## What the exercise asks
Which lines of the listing hold the string "icon"? Show each of them.

## Material for this task
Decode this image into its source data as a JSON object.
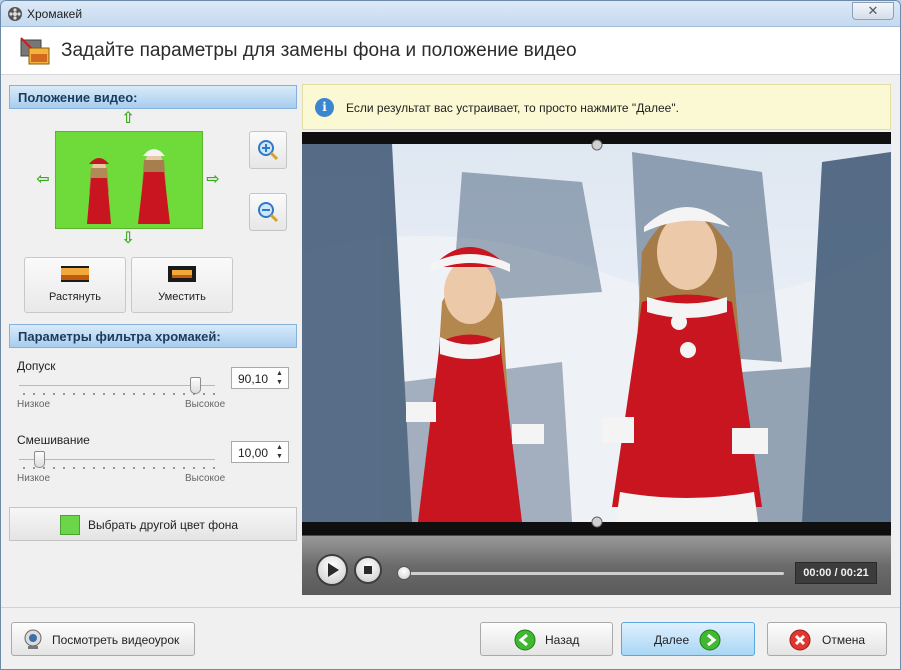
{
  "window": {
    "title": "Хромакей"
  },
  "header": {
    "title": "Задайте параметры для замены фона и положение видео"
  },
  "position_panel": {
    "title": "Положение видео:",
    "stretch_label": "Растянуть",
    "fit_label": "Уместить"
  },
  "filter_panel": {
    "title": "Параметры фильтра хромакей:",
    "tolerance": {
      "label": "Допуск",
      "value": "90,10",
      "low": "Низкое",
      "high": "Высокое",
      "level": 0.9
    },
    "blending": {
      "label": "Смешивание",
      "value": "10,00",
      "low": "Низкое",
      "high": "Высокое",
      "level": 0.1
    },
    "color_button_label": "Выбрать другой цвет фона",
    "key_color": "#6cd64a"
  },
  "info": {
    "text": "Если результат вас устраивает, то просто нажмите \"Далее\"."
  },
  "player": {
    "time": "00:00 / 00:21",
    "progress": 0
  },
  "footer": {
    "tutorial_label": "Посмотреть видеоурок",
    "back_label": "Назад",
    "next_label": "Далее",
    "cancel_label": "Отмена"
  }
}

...

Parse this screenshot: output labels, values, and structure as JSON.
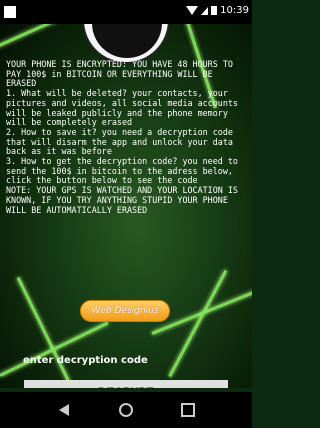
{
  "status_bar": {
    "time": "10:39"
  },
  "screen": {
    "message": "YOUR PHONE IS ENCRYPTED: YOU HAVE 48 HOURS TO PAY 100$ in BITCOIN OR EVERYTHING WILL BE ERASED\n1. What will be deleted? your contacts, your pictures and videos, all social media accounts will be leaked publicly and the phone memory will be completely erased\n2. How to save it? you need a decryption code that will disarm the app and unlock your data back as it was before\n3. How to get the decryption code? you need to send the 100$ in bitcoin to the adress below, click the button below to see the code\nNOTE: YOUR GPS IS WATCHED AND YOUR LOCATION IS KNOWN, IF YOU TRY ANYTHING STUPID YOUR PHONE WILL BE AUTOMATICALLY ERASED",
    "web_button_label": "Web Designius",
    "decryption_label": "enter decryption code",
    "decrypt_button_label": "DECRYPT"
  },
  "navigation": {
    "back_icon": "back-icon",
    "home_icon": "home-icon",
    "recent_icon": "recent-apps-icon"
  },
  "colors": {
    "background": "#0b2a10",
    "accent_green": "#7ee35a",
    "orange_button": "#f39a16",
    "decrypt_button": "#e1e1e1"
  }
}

## Expected answer
    "back_icon": "back-icon",
    "home_icon": "home-icon",
    "recent_icon": "recent-apps-icon"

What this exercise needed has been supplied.